-map -0:a:0 you are telling FFmpeg to ignore the first audio track. Negative
map is very powerful!
Actually, in the previous section, we learned how to remove audio from your video using
-an, right? You can do this using negative mapping as well as follows.
ffmpeg -i videoWithAudio.mp4 -map 0 -map -0:a videoWithoutAudio.mp4
How to Add an Audio Track using FFmpeg
Now that you removed an audio track, you might want to add one too, right? Here’s how you add an audio track to your video using FFmpeg.
Since you have already read about the
map command in the previous section, this should be very easy. Here is the command line
-i video.mp4 \
-i audio.mp3 \
-c copy \
-map 0:v:0 \
-map 1:a:0 \
This is very easy to understand. What you’re doing is copying the audio and video from two different files using the
map command to an output file.
-map 0:v:0selects the 0th track of the 0th input file (our video input).

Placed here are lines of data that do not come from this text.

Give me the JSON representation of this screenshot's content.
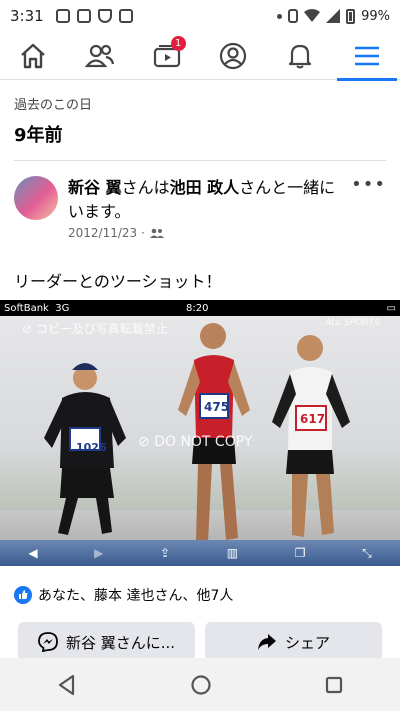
{
  "status_bar": {
    "time": "3:31",
    "battery": "99%"
  },
  "nav": {
    "notifications_badge": "1"
  },
  "memories": {
    "label": "過去のこの日",
    "title": "9年前"
  },
  "post": {
    "author": "新谷 翼",
    "with_text": "さんは",
    "friend": "池田 政人",
    "suffix": "さんと一緒にいます。",
    "date": "2012/11/23 ·",
    "text": "リーダーとのツーショット！"
  },
  "photo": {
    "carrier": "SoftBank",
    "network": "3G",
    "time": "8:20",
    "watermark": "コピー及び写真転載禁止",
    "do_not_copy": "DO NOT COPY",
    "bib_left": "1026",
    "bib_center": "475",
    "bib_right": "617"
  },
  "reactions": {
    "text": "あなた、藤本 達也さん、他7人"
  },
  "actions": {
    "message_label": "新谷 翼さんに...",
    "share_label": "シェア"
  }
}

map 1:a:0selects the 0th track of the 1st input file (our audio input).
-c copy` copies both the tracks (audio and video) to the output without re-encoding. If you want to re-encode, you can use the appropriate audio/video codecs with your choice of quality settings.
How to Extract Audio from Video using FFMpeg?
Another very useful and common operation is extracting audio from video using FFmpeg. You can do this with and without re-encoding the audio.
In the first case, let’s take a look at extracting the audio out of a media file and storing it without re-encoding it.
Extracting the audio involves discarding the video, right? And this is easily achieved using the
-vn command that removes the video. The
-vn command is similar to the
-an command which removes the audio track.
Then, all you have to do is copy the audio from the source to the destination. This is done using the
-acodec copy command that tells FFmpeg to only copy the audio and not re-encode it.
ffmpeg -i videoWithAudio.mp4 -vn -acodec copy onlyAudio.aac
Now, let’s take a different use case where you might want to re-encode the audio after extracting it. Here’s how to extract the audio from the video using FFmpeg and then encoding it to a different quality level using
libmp3lame and storing it as an mp3 file.
ffmpeg.exe -i videoWithAudio.mp4 -vn -c:a libmp3lame -q:a 1 onlyAudio.mp3
-q:a uses quality presents defined in LAME’s documentation ranging from 0-6 where 0 is high-quality audio and 6 is on the lower end.
How to Replace Audio in a Video using FFMpeg?
This is the final scenario that we will examine today. How do you replace the audio track of a video that already contains audio?
There is a two-step answer to this that we have already discussed which is to
- remove the audio
- add the replacement audio.
But, is there a better or quicker way to do this? Well, with FFmpeg, there is *always* a better way to do something 🙂
The general syntax of the
map command is
-map input_file_index:stream_type_specifier:stream_index. So, you could select the 3rd audio track of the 2nd input by saying
-map 1:a:2 because the numbering starts at 0.
ffmpeg -i video_with_audio.mp4 -i newAudio.wav \
-map 0:0 \
-c:v copy \
-c:a libmp3lame -q:a 1 \
In our situation, we want to take the video from one file and the audio from another file. So, the
map command comes in handy here as shown above. We are selecting the 0th track from the 1st input (our video), and the 0th track from the 2nd input (our audio).
Then we copy the video as is and re-encode the audio before putting them together in our new file. If you don’t want to re-encode the audio, you could simply say
-a:c copy and the audio track will get copied and not re-encoded.
-shortest command is used to ensure that the conversion stops when the length of the shorter of the two inputs is reached. You can discard this if it does not matter in your use case.
There you have it – now you know how to add, remove, replace, or extract audio from a video using FFmpeg.
A lot of these advanced options are discussed in FFmpeg’s documentation.
Krishna Rao Vijayanagar
I’m Dr. Krishna Rao Vijayanagar, founder of OTTVerse. I have a Ph.D. in Video Compression from the Illinois Institute of Technology, and I have worked on Video Compression (AVC, HEVC, MultiView Plus Depth), ABR streaming, and Video Analytics (QoE, Content & Audience, and Ad) for several years.
I hope to use my experience and love for video streaming to bring you information and insights into the OTT universe.